"I have a lot of concerns about the coronavirus because I'm older," said Brenda Kaufman. She's 77-year-old, in the high risk group for COVID-19.
She's taking every precaution to stay healthy, like doing a Skype interview with WMAR-2 News. However, she's still worried about getting sick. Mainly because she won't know what will happen to her pets if she has to go to the hospital.
"I know people are the big thing but pets haven't been mentioned!" Kaufman said.
Kaufman has five dogs she loves dearly. WMAR-2 News' Erin MacPherson asked her via Skype if she would go to the hospital if she got sick and leave her animals home.
She answered and said, "Not if I could help. If I had someone that could come in, which I’m trying to build up, then I could leave but otherwise I don’t know what I would do." She added. "The choice is heart wrenching, either you get out and do what you need to do or you stay with your pets and some people don’t have any other option."
Jen Brause from BARCS, the largest shelter in Maryland, said they will take pets if it's an absolute emergency but it's really a last case scenario. She's encouraging pet owners to prepare now.

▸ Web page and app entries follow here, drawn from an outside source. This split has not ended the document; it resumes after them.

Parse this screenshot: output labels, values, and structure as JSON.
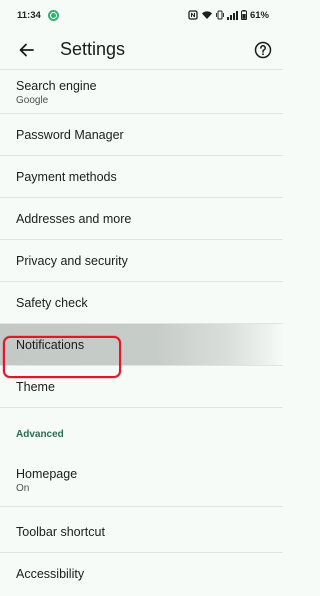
{
  "status_bar": {
    "time": "11:34",
    "battery": "61%",
    "icons": [
      "nfc-icon",
      "wifi-icon",
      "vibrate-icon",
      "signal-icon",
      "battery-icon"
    ]
  },
  "app_bar": {
    "title": "Settings",
    "back_icon": "arrow-back-icon",
    "help_icon": "help-icon"
  },
  "items": [
    {
      "title": "Search engine",
      "subtitle": "Google"
    },
    {
      "title": "Password Manager"
    },
    {
      "title": "Payment methods"
    },
    {
      "title": "Addresses and more"
    },
    {
      "title": "Privacy and security"
    },
    {
      "title": "Safety check"
    },
    {
      "title": "Notifications",
      "highlighted": true
    },
    {
      "title": "Theme"
    }
  ],
  "advanced": {
    "header": "Advanced",
    "items": [
      {
        "title": "Homepage",
        "subtitle": "On"
      },
      {
        "title": "Toolbar shortcut"
      },
      {
        "title": "Accessibility"
      }
    ]
  },
  "colors": {
    "background": "#f6fbf8",
    "section_header": "#2b6a52",
    "highlight_outline": "#e0192a"
  }
}
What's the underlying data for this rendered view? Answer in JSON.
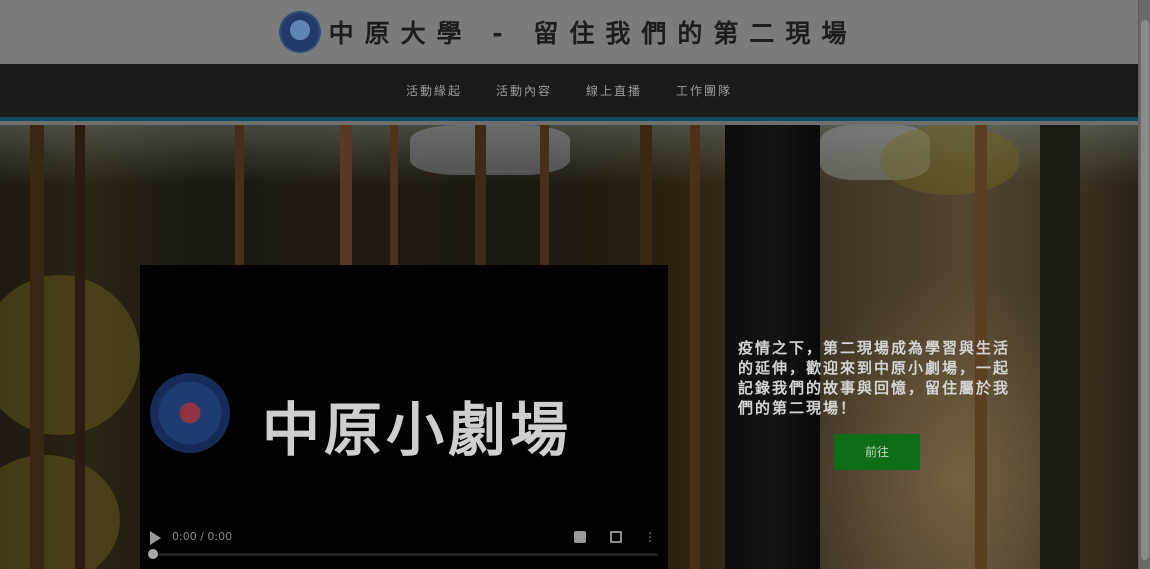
{
  "header": {
    "title": "中原大學 - 留住我們的第二現場"
  },
  "nav": {
    "items": [
      {
        "label": "活動緣起"
      },
      {
        "label": "活動內容"
      },
      {
        "label": "線上直播"
      },
      {
        "label": "工作團隊"
      }
    ]
  },
  "video": {
    "title": "中原小劇場",
    "time": "0:00 / 0:00"
  },
  "promo": {
    "text": "疫情之下，第二現場成為學習與生活的延伸，歡迎來到中原小劇場，一起記錄我們的故事與回憶，留住屬於我們的第二現場！",
    "button_label": "前往"
  },
  "colors": {
    "nav_bg": "#1b1b1b",
    "nav_accent": "#0d4c68",
    "button_green": "#0f6c17",
    "overlay": "#6f6f6f"
  }
}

"They really need to think through a plan of what would we do. Can someone take our animal? And if they need additional resources, need more support then they need to call us and we’ll do what we can to support them as well," said Brause. "I'm hoping people have plans a head of time to be able to keep their pet at their home and continue care there in some way. We know that’s not gonna be reality for everyone so therefore we will need to take in those animals and we will have a separate room to quarantine them."
That's why she's trying to free up as much space as possible at their shelter by trying to get as many animals adopted as possible.
"Right now we’re in the phase of doing appointment style to try to manage what we have and try to keep getting animals placed and take in only emergency cases that need to come in that just don’t have other options," said Brause.
Right now, they're asking for certain donations. They can't accept used towels or blankets like normal because of the coronavirus concerns.
They are collecting box top lids since they use those as litter boxes for the cats. If you have any of those you can leave them outside of the shelter. Monetary donations are always appreciated as well since they had to cancel all their fundraisers, which they rely on to keep their doors open.
"Unfortunately we’re not the kind of business that can just shut down because we have living animals here that need our care everyday, medical care, feeding and cleaning so we do always have to have essential personnel," said Kaufman.
She said they have limited their staff to make sure they're practicing social distancing and have different workers in different spaces.
"Everyday our situation in the shelter changes, I would ask folks to call ahead of time. If they wanna help out let us know and call us," said Brause.
She said they can really use all the help they can get right now, so they can intern help others. Kaufman, on the other hand, thinks help should come from a higher level.
"The federal government is supposed to be doing something and maybe it comes down to the Maryland level and even to the county but we need something in place," said Kaufman.
She said the Pets Acts of 2006 should be implemented. The Pets Evacuation and Transportation Standards Act was put into effect after Hurricane Katrina.
"We need to implement the Pets Act all across America right now so that people with the coronavirus who need to go in the hospital know they’re gonna have somebody that can take their pets and keep them safe," said Kaufman. She added, "the Pets Act is to allow the people to get taken care of, if they know their pets are gonna be taken care of."
The law states FEMA would help people with their household pets prior to, during or following a major disaster or emergency. The coronavirus is a pandemic which many would constitute as an emergency.
WMAR-2 News reached out to FEMA, the Governor's Office and Maryland Emergency Management to see if this would be implemented and how or if there's another resource people can lean on.
A spokesperson from FEMA reached out to WMAR-2 News and stated it's up to local emergency management organizations to put plans in place for each area. We are still waiting for a response from Maryland Emergency Management.
A spokesperson from Maryland Emergency Management responded to WMAR-2 News about the Pets Act of 2006 stating: "The Pets act is centered around pet accessibility for shelters in the event of evacuations. Given the nature of this COVID-19 event, we do not anticipate conducting any sheltering activities as that would go against the social distancing guidance."